Task goal => Show all lines from the data that include the word "Lucky".

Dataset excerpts
↓
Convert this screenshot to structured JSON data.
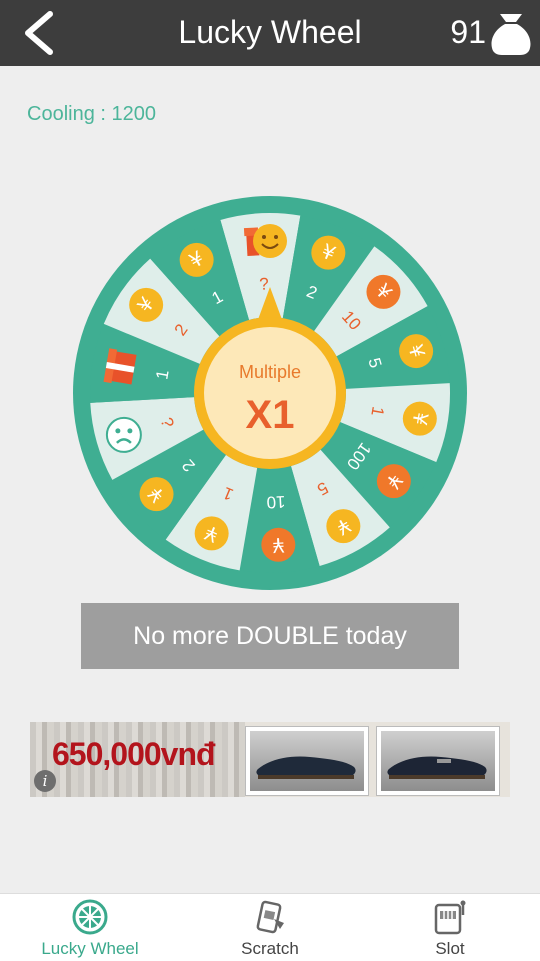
{
  "header": {
    "title": "Lucky Wheel",
    "coins": "91"
  },
  "cooling": "Cooling : 1200",
  "wheel": {
    "center_label": "Multiple",
    "center_value": "X1",
    "labels": [
      "?",
      "2",
      "10",
      "5",
      "1",
      "100",
      "5",
      "10",
      "1",
      "2",
      "¿",
      "1",
      "2",
      "1"
    ]
  },
  "double_button": "No more DOUBLE today",
  "ad": {
    "price": "650,000vnđ",
    "info": "i"
  },
  "nav": [
    {
      "label": "Lucky Wheel",
      "active": true
    },
    {
      "label": "Scratch",
      "active": false
    },
    {
      "label": "Slot",
      "active": false
    }
  ],
  "colors": {
    "accent": "#3aa98c",
    "teal_wheel": "#3fae92",
    "coin_yellow": "#f6b621",
    "coin_orange": "#f0782a"
  }
}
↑
Problem solution =>
    "title": "Lucky Wheel",
      "label": "Lucky Wheel",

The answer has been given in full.